DNAinfo.com DOE Fund Returns to 86th Street for Holidays Amid Complaints about Trash by Shaye Weaver

DNAinfo.com
DNAinfo.com
DOE Fund Returns to 86th Street for Holidays Amid Complaints about Trash
Shaye Weaver
12/31/2015
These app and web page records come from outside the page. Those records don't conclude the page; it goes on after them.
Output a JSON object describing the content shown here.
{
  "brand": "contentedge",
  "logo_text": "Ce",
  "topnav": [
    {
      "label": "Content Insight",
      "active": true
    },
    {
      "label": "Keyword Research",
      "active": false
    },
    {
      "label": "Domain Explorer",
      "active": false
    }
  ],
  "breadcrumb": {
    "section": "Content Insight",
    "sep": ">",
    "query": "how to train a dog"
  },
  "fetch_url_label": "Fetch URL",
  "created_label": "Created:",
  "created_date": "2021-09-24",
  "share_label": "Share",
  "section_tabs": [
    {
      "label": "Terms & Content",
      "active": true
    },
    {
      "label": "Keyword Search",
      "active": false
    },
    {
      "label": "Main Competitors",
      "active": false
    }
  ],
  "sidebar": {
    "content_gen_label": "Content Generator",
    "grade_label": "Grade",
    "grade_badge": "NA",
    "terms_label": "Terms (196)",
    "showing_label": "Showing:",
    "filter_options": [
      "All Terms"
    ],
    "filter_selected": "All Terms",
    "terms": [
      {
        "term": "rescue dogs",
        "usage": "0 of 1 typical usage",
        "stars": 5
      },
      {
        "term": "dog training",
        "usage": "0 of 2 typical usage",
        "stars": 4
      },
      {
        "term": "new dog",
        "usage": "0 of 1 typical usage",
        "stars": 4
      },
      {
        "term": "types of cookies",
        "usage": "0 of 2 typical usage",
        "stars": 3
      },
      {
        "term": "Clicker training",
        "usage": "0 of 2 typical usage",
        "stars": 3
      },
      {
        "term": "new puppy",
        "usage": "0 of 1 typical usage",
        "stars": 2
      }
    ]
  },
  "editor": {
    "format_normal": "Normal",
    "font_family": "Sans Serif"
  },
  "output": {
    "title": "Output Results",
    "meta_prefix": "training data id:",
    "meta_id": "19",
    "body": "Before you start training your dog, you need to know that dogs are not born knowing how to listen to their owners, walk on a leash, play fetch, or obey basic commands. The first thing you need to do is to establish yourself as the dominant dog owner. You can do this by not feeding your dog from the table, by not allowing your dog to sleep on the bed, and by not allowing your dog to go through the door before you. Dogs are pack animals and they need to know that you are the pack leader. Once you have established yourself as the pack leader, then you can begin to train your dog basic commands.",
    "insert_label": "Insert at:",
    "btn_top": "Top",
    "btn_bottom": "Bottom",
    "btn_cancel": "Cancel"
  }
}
UPPER EAST SIDE — The DOE Fund is making a temporary return to East 86th Street to clean up the garbage that residents say chronically builds up along the sidewalk and flows out of trash bins. The DOE Fund, or the "men in blue," as they're called, began bagging up trash along East 86th Street on Dec. 19 and will finish their stint in the new year, according to Councilman Ben Kallos, who secured funding to pay for clean up on the busy street from Lexington to First Avenue. While the service will only be around for the holiday season, it could be extended for longer if a business improvement district was created for the area, which would organize local businesses around these types of efforts, Kallos said. "We don't have the funding," he said. "Hopefully people liked what they saw and can go to businesses and ask them to participate in the BID." Kallos tapped into city discretionary funding in response to complaints from residents regarding dirty streets and overflowing garbage bins, he said. The last time the DOE Fund, which employs the formerly homeless and incarcerated men, served 86th Street was about three years ago when Hurricane Sandy hit and their services were needed to clean up debris, according to Alexander Horowitz, the DOE Fund's director of external affairs. "We would love to be back as soon as possible...because of the quality of life on East 86th Street. Certainly, from the subway station going east is one of the greatest needs," said Horowitz, adding that the area is highly congested, especially during the holidays, with pedestrians and street vendors. The area has gotten so dirty that local businesses and residents, including the East 86th Street Association, have resorted to taking matters into their own hands. Longtime resident Andrew Fine recruited local businesses and residential buildings along Third Avenue between 84th and 86th streets in December to clean up the sidewalks as part of the city's Adopt-A-Basket program, but help is still needed, he said. "The DOE Fund is more than welcome back to East 86th Street, where 'Ready, Willing and Able' originated years ago," he said. "We must figure out how to make this permanent." Fine is currently working with The Brompton, a luxury rental building, to bag up trash from street bins and tidy the sidewalk on the southeast corner of 86th Street and Third Avenue. "I have tried to tackle this issue from many angles," Fine said. "Everyone agrees that the local sanitation issue has been a disgrace, but it has taken cooperation of city agencies, our local councilman, and local businesses to piece together a solution. It is finally coming together. The results are tangible. You can see the improvement and it is feels great." The city Department of Sanitation did not immediately respond to request for comment. Kallos and fellow councilman Dan Garodnick kicked off a long-term effort to form a BID for the area last month, motivated by complaints of garbage piling up regularly on busy sidewalks like the ones on East 86th Street.  In order to form the BID, residential buildings would have to agree to pay $1 a year to fund it, and commercial properties would pitch in a percentage based on its own value or size, Kallos said. In September, the councilmembers formed a steering committee comprised of business owners and residents, who sent out a district needs survey in November asking residents what improvements they think would like to see in the neighborhood.

Issue: 
Community